▶ _Assigned task_
Return the entries exactly. Images are not part of the copy.

┄┄┄┄┄┄

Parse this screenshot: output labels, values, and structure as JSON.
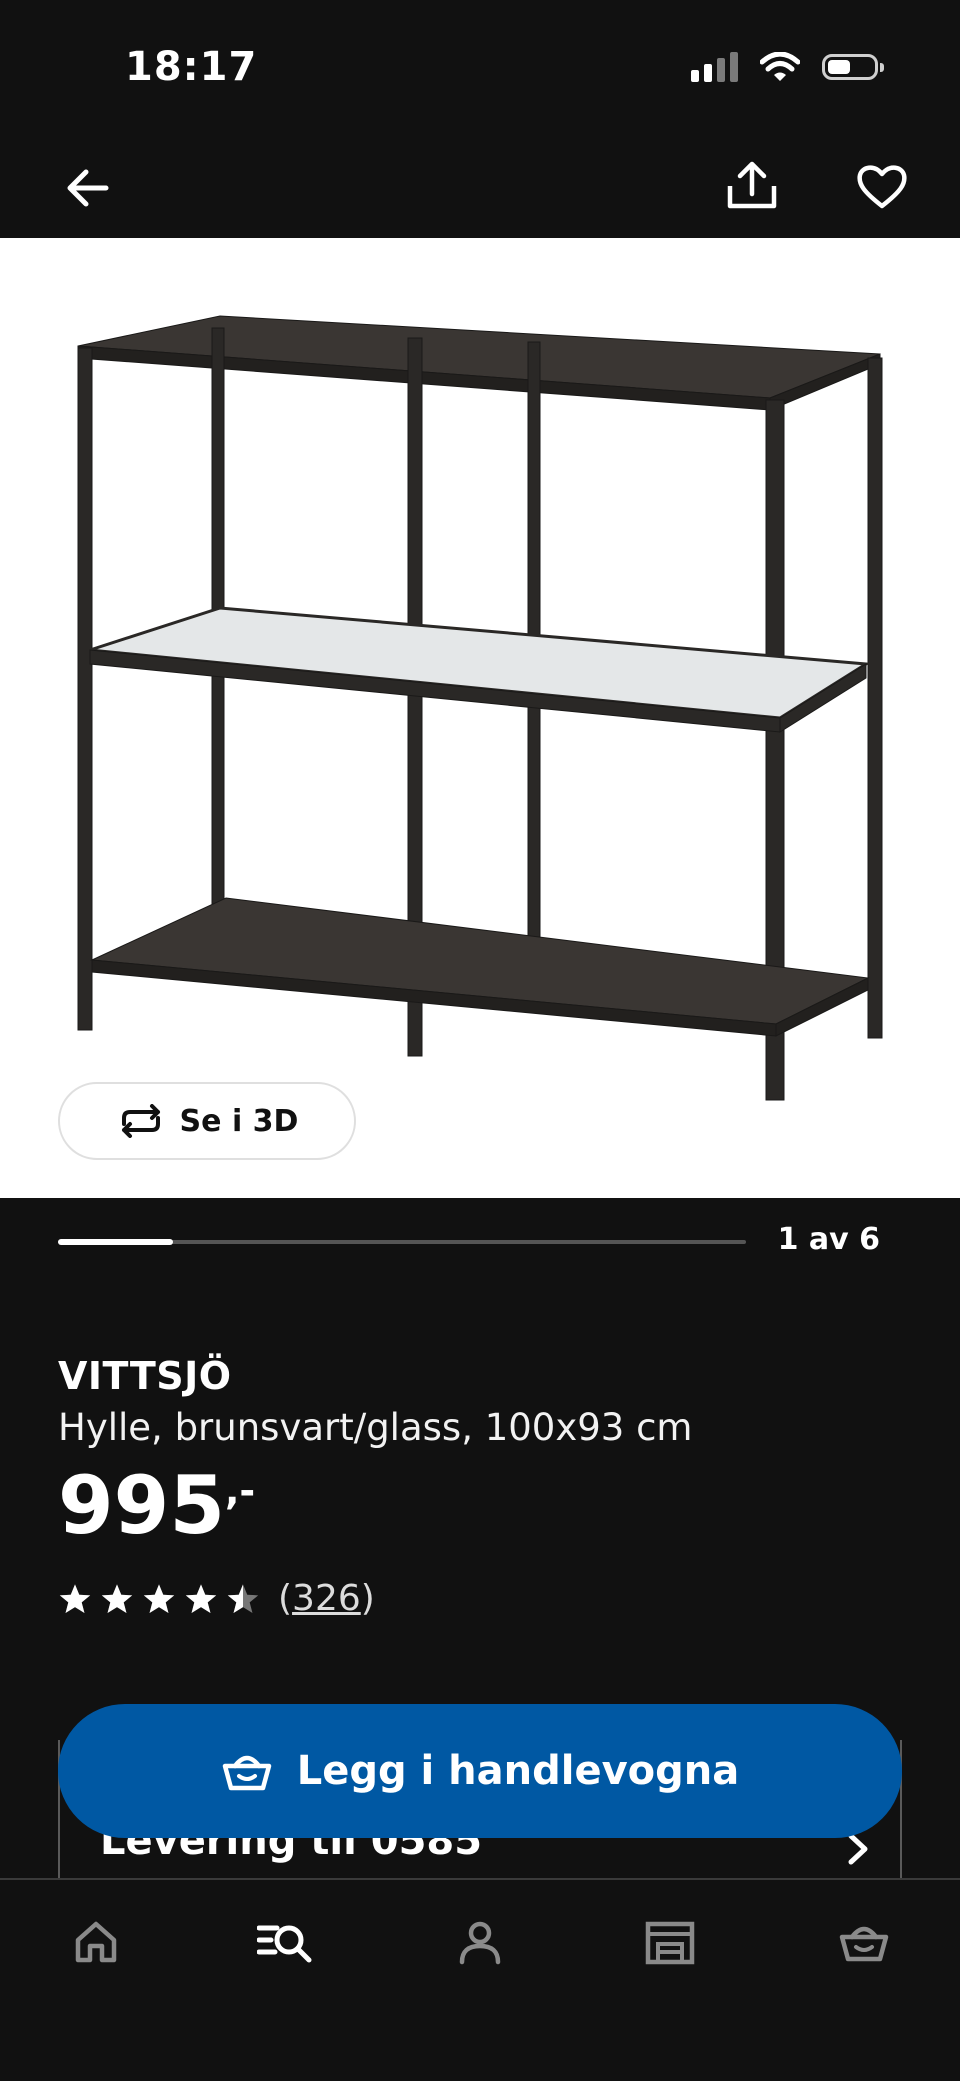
{
  "status_bar": {
    "time": "18:17"
  },
  "top_nav": {
    "back_icon": "arrow-left-icon",
    "share_icon": "share-icon",
    "favorite_icon": "heart-icon"
  },
  "gallery": {
    "view_3d_label": "Se i 3D",
    "view_3d_icon": "rotate-icon",
    "pager_label": "1 av 6",
    "current_image": 1,
    "total_images": 6
  },
  "product": {
    "name": "VITTSJÖ",
    "description": "Hylle, brunsvart/glass, 100x93 cm",
    "price_main": "995",
    "price_decimals": ",-",
    "rating": 4.5,
    "rating_max": 5,
    "review_count": "326",
    "review_open": "(",
    "review_close": ")"
  },
  "delivery": {
    "label": "Levering til 0585"
  },
  "cta": {
    "label": "Legg i handlevogna",
    "icon": "basket-icon",
    "color": "#0058a3"
  },
  "tabbar": {
    "items": [
      {
        "icon": "home-icon",
        "active": false
      },
      {
        "icon": "search-menu-icon",
        "active": true
      },
      {
        "icon": "profile-icon",
        "active": false
      },
      {
        "icon": "store-icon",
        "active": false
      },
      {
        "icon": "basket-icon",
        "active": false
      }
    ]
  }
}
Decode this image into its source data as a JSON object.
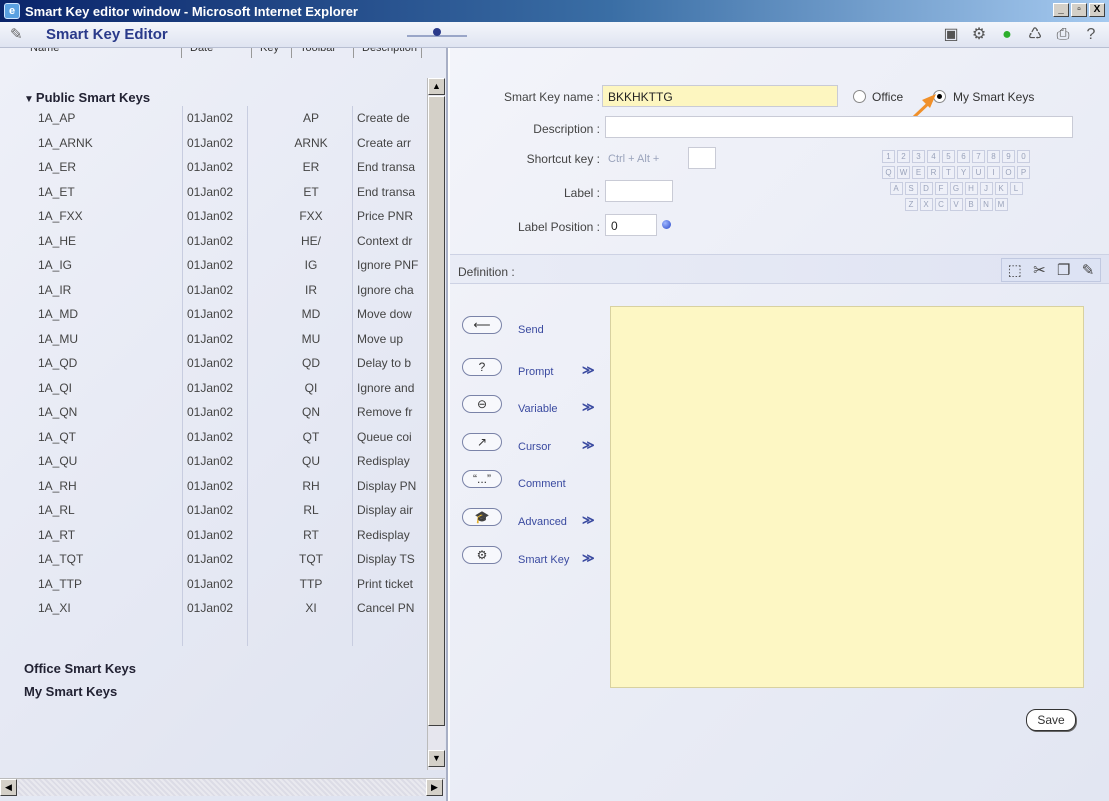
{
  "window": {
    "title": "Smart Key editor window - Microsoft Internet Explorer",
    "btn_min": "_",
    "btn_max": "▫",
    "btn_close": "X"
  },
  "app": {
    "title": "Smart Key Editor"
  },
  "tree": {
    "columns": [
      "Name",
      "Date",
      "Key",
      "Toolbar",
      "Description"
    ],
    "root_label": "Public Smart Keys",
    "rows": [
      {
        "name": "1A_AP",
        "date": "01Jan02",
        "key": "AP",
        "desc": "Create de"
      },
      {
        "name": "1A_ARNK",
        "date": "01Jan02",
        "key": "ARNK",
        "desc": "Create arr"
      },
      {
        "name": "1A_ER",
        "date": "01Jan02",
        "key": "ER",
        "desc": "End transa"
      },
      {
        "name": "1A_ET",
        "date": "01Jan02",
        "key": "ET",
        "desc": "End transa"
      },
      {
        "name": "1A_FXX",
        "date": "01Jan02",
        "key": "FXX",
        "desc": "Price PNR"
      },
      {
        "name": "1A_HE",
        "date": "01Jan02",
        "key": "HE/",
        "desc": "Context dr"
      },
      {
        "name": "1A_IG",
        "date": "01Jan02",
        "key": "IG",
        "desc": "Ignore PNF"
      },
      {
        "name": "1A_IR",
        "date": "01Jan02",
        "key": "IR",
        "desc": "Ignore cha"
      },
      {
        "name": "1A_MD",
        "date": "01Jan02",
        "key": "MD",
        "desc": "Move dow"
      },
      {
        "name": "1A_MU",
        "date": "01Jan02",
        "key": "MU",
        "desc": "Move up"
      },
      {
        "name": "1A_QD",
        "date": "01Jan02",
        "key": "QD",
        "desc": "Delay to b"
      },
      {
        "name": "1A_QI",
        "date": "01Jan02",
        "key": "QI",
        "desc": "Ignore and"
      },
      {
        "name": "1A_QN",
        "date": "01Jan02",
        "key": "QN",
        "desc": "Remove fr"
      },
      {
        "name": "1A_QT",
        "date": "01Jan02",
        "key": "QT",
        "desc": "Queue coi"
      },
      {
        "name": "1A_QU",
        "date": "01Jan02",
        "key": "QU",
        "desc": "Redisplay"
      },
      {
        "name": "1A_RH",
        "date": "01Jan02",
        "key": "RH",
        "desc": "Display PN"
      },
      {
        "name": "1A_RL",
        "date": "01Jan02",
        "key": "RL",
        "desc": "Display air"
      },
      {
        "name": "1A_RT",
        "date": "01Jan02",
        "key": "RT",
        "desc": "Redisplay"
      },
      {
        "name": "1A_TQT",
        "date": "01Jan02",
        "key": "TQT",
        "desc": "Display TS"
      },
      {
        "name": "1A_TTP",
        "date": "01Jan02",
        "key": "TTP",
        "desc": "Print ticket"
      },
      {
        "name": "1A_XI",
        "date": "01Jan02",
        "key": "XI",
        "desc": "Cancel PN"
      }
    ],
    "office_label": "Office Smart Keys",
    "my_label": "My Smart Keys"
  },
  "form": {
    "name_label": "Smart Key name :",
    "name_value": "BKKHKTTG",
    "radio_office": "Office",
    "radio_my": "My Smart Keys",
    "desc_label": "Description :",
    "desc_value": "",
    "shortcut_label": "Shortcut key :",
    "shortcut_hint": "Ctrl + Alt +",
    "label_label": "Label :",
    "label_value": "",
    "labelpos_label": "Label Position :",
    "labelpos_value": "0",
    "keyboard": [
      [
        "1",
        "2",
        "3",
        "4",
        "5",
        "6",
        "7",
        "8",
        "9",
        "0"
      ],
      [
        "Q",
        "W",
        "E",
        "R",
        "T",
        "Y",
        "U",
        "I",
        "O",
        "P"
      ],
      [
        "A",
        "S",
        "D",
        "F",
        "G",
        "H",
        "J",
        "K",
        "L"
      ],
      [
        "Z",
        "X",
        "C",
        "V",
        "B",
        "N",
        "M"
      ]
    ]
  },
  "definition": {
    "label": "Definition :",
    "commands": [
      {
        "pill": "⟵",
        "text": "Send",
        "chev": ""
      },
      {
        "pill": "?",
        "text": "Prompt",
        "chev": "≫"
      },
      {
        "pill": "⊖",
        "text": "Variable",
        "chev": "≫"
      },
      {
        "pill": "↗",
        "text": "Cursor",
        "chev": "≫"
      },
      {
        "pill": "“...”",
        "text": "Comment",
        "chev": ""
      },
      {
        "pill": "🎓",
        "text": "Advanced",
        "chev": "≫"
      },
      {
        "pill": "⚙",
        "text": "Smart Key",
        "chev": "≫"
      }
    ],
    "save_label": "Save"
  },
  "colors": {
    "accent_orange": "#f0902a",
    "field_yellow": "#fdf6c0",
    "title_blue": "#0a246a"
  }
}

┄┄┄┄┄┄

▶ _Exercise response_
Parse this screenshot: output labels, values, and structure as JSON.
{
  "status_bar": {
    "time": "18:17"
  },
  "top_nav": {
    "back_icon": "arrow-left-icon",
    "share_icon": "share-icon",
    "favorite_icon": "heart-icon"
  },
  "gallery": {
    "view_3d_label": "Se i 3D",
    "view_3d_icon": "rotate-icon",
    "pager_label": "1 av 6",
    "current_image": 1,
    "total_images": 6
  },
  "product": {
    "name": "VITTSJÖ",
    "description": "Hylle, brunsvart/glass, 100x93 cm",
    "price_main": "995",
    "price_decimals": ",-",
    "rating": 4.5,
    "rating_max": 5,
    "review_count": "326",
    "review_open": "(",
    "review_close": ")"
  },
  "delivery": {
    "label": "Levering til 0585"
  },
  "cta": {
    "label": "Legg i handlevogna",
    "icon": "basket-icon",
    "color": "#0058a3"
  },
  "tabbar": {
    "items": [
      {
        "icon": "home-icon",
        "active": false
      },
      {
        "icon": "search-menu-icon",
        "active": true
      },
      {
        "icon": "profile-icon",
        "active": false
      },
      {
        "icon": "store-icon",
        "active": false
      },
      {
        "icon": "basket-icon",
        "active": false
      }
    ]
  }
}
Decode this image into its source data as a JSON object.
{
  "window": {
    "title": "Smart Key editor window - Microsoft Internet Explorer",
    "btn_min": "_",
    "btn_max": "▫",
    "btn_close": "X"
  },
  "app": {
    "title": "Smart Key Editor"
  },
  "tree": {
    "columns": [
      "Name",
      "Date",
      "Key",
      "Toolbar",
      "Description"
    ],
    "root_label": "Public Smart Keys",
    "rows": [
      {
        "name": "1A_AP",
        "date": "01Jan02",
        "key": "AP",
        "desc": "Create de"
      },
      {
        "name": "1A_ARNK",
        "date": "01Jan02",
        "key": "ARNK",
        "desc": "Create arr"
      },
      {
        "name": "1A_ER",
        "date": "01Jan02",
        "key": "ER",
        "desc": "End transa"
      },
      {
        "name": "1A_ET",
        "date": "01Jan02",
        "key": "ET",
        "desc": "End transa"
      },
      {
        "name": "1A_FXX",
        "date": "01Jan02",
        "key": "FXX",
        "desc": "Price PNR"
      },
      {
        "name": "1A_HE",
        "date": "01Jan02",
        "key": "HE/",
        "desc": "Context dr"
      },
      {
        "name": "1A_IG",
        "date": "01Jan02",
        "key": "IG",
        "desc": "Ignore PNF"
      },
      {
        "name": "1A_IR",
        "date": "01Jan02",
        "key": "IR",
        "desc": "Ignore cha"
      },
      {
        "name": "1A_MD",
        "date": "01Jan02",
        "key": "MD",
        "desc": "Move dow"
      },
      {
        "name": "1A_MU",
        "date": "01Jan02",
        "key": "MU",
        "desc": "Move up"
      },
      {
        "name": "1A_QD",
        "date": "01Jan02",
        "key": "QD",
        "desc": "Delay to b"
      },
      {
        "name": "1A_QI",
        "date": "01Jan02",
        "key": "QI",
        "desc": "Ignore and"
      },
      {
        "name": "1A_QN",
        "date": "01Jan02",
        "key": "QN",
        "desc": "Remove fr"
      },
      {
        "name": "1A_QT",
        "date": "01Jan02",
        "key": "QT",
        "desc": "Queue coi"
      },
      {
        "name": "1A_QU",
        "date": "01Jan02",
        "key": "QU",
        "desc": "Redisplay"
      },
      {
        "name": "1A_RH",
        "date": "01Jan02",
        "key": "RH",
        "desc": "Display PN"
      },
      {
        "name": "1A_RL",
        "date": "01Jan02",
        "key": "RL",
        "desc": "Display air"
      },
      {
        "name": "1A_RT",
        "date": "01Jan02",
        "key": "RT",
        "desc": "Redisplay"
      },
      {
        "name": "1A_TQT",
        "date": "01Jan02",
        "key": "TQT",
        "desc": "Display TS"
      },
      {
        "name": "1A_TTP",
        "date": "01Jan02",
        "key": "TTP",
        "desc": "Print ticket"
      },
      {
        "name": "1A_XI",
        "date": "01Jan02",
        "key": "XI",
        "desc": "Cancel PN"
      }
    ],
    "office_label": "Office Smart Keys",
    "my_label": "My Smart Keys"
  },
  "form": {
    "name_label": "Smart Key name :",
    "name_value": "BKKHKTTG",
    "radio_office": "Office",
    "radio_my": "My Smart Keys",
    "desc_label": "Description :",
    "desc_value": "",
    "shortcut_label": "Shortcut key :",
    "shortcut_hint": "Ctrl + Alt +",
    "label_label": "Label :",
    "label_value": "",
    "labelpos_label": "Label Position :",
    "labelpos_value": "0",
    "keyboard": [
      [
        "1",
        "2",
        "3",
        "4",
        "5",
        "6",
        "7",
        "8",
        "9",
        "0"
      ],
      [
        "Q",
        "W",
        "E",
        "R",
        "T",
        "Y",
        "U",
        "I",
        "O",
        "P"
      ],
      [
        "A",
        "S",
        "D",
        "F",
        "G",
        "H",
        "J",
        "K",
        "L"
      ],
      [
        "Z",
        "X",
        "C",
        "V",
        "B",
        "N",
        "M"
      ]
    ]
  },
  "definition": {
    "label": "Definition :",
    "commands": [
      {
        "pill": "⟵",
        "text": "Send",
        "chev": ""
      },
      {
        "pill": "?",
        "text": "Prompt",
        "chev": "≫"
      },
      {
        "pill": "⊖",
        "text": "Variable",
        "chev": "≫"
      },
      {
        "pill": "↗",
        "text": "Cursor",
        "chev": "≫"
      },
      {
        "pill": "“...”",
        "text": "Comment",
        "chev": ""
      },
      {
        "pill": "🎓",
        "text": "Advanced",
        "chev": "≫"
      },
      {
        "pill": "⚙",
        "text": "Smart Key",
        "chev": "≫"
      }
    ],
    "save_label": "Save"
  },
  "colors": {
    "accent_orange": "#f0902a",
    "field_yellow": "#fdf6c0",
    "title_blue": "#0a246a"
  }
}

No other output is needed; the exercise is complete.